- Speak The Respondent’s Language: Use language and terminology that your respondents will understand. As in the example below, keep it as simple as possible and try and avoid technical jargon. Overcomplicated: What is the state of the cleanliness of the office?
Good question: How clean is the office?
- Use Rating Scales Whenever Possible: Whether you're performing employee satisfaction or employee engagement surveys, use good rating scales. Scales that display the direction and intensity of attitudes often provide useful data. On the other hand, binary response options such as true/false response options, generally produce less informative data. Most yes/no or true/false questions can be reworked by including phrases such as “How much,” “How often,” or “How likely.” When setting up the scale remember that an unbalanced response scale can mislead a respondent in the same way a poorly worded question might. Make sure your response scales have a definitive midpoint. Aim for odd numbers of possible responses. Also, ensure they cover the whole range of possible reactions.
- Provide “Not applicable” (N/A) response options: A N/A response is ok. A fake answer is not. Providing N/A response options prevents respondents from skipping questions or giving false answers.
Test it Out!
- Administer a pilot: You should run the process with a group of employees or only selected areas. Get real feedback on employees using the actual questionnaires you developed. This pilot project will allow you to validate your questionnaires and to address any concerns from participants. It will also allow you to get comfortable with the tools and get ready to prepare action plans based on the feedback and comments.
It is Go Time
- Choose appropriate respondents: For a 360-degree feedback survey make sure to involve a wide range people throughout the company that sufficiently know the employee under review. Primalogik 360 allows people being reviewed to suggest their own participants, providing valuable input at this stage of the process.
- Make sure people take it: Communicate effectively throughout the process and track progress with survey email. Utilize automated invitations and reminders to easily organize and administer your surveys.
Now the Real Work Starts
Summary comparison tool provided by Primalogik 360
- Analyze the results: Now you have to dig into the data. Spend time analyzing the results. Don’t just send the raw results to employees without any analysis or pre-processing. When analyzing the results make sure you aren’t just looking at the averages, valuable insight often lays in the outliers. Use frequency distribution charts to gain better insight on how 360 feedback ratings are distributed across a group of respondents. Looking at the full range allows managers and HR personnel to identify areas of disagreement, performance gaps or opportunities for improvement.
- Use the data and follow-up with each employee: Effective leaders listen to the survey and enact necessary change.
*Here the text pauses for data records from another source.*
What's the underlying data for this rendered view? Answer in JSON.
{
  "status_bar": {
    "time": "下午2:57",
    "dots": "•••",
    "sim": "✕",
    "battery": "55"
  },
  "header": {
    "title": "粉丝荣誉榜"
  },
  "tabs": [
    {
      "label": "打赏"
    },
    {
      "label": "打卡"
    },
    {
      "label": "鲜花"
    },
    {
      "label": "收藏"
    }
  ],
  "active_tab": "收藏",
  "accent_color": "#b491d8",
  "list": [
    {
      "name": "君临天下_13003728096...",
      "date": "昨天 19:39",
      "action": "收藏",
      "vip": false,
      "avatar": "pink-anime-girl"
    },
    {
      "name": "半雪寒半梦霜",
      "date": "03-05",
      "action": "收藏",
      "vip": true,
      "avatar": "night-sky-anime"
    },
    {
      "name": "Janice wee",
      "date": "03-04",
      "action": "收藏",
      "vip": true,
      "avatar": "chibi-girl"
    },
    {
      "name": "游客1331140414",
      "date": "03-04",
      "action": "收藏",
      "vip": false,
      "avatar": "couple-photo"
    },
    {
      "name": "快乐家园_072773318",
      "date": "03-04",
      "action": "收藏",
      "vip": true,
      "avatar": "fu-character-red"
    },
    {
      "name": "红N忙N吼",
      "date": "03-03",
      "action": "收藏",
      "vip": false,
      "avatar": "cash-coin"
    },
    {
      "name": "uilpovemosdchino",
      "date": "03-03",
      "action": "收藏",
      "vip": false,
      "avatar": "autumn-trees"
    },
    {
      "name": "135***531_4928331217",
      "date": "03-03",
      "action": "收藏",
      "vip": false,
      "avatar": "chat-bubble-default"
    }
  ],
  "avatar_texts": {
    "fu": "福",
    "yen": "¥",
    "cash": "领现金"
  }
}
The easiest way to invalidate a survey campaign is to not convey management is listening and willing to make possibly difficult changes. After analyzing all the raw data make sure to produce an action plan for each one of your employees. Follow-up with each respondent at predetermined intervals to ensure they are making progress within their customized plan.
- Rinse and repeat: The 360-degree process is not a one time thing. Repeat the process and compare results to ensure the right behaviors are being reinforced, progress is being made, and that your people are developing the right competencies. The process can be polished, questionnaires can be perfected, questions can be refined. Just make sure you convey the value of each iteration and each respondent's time. Or else the surveys will start wasting away in email purgatory.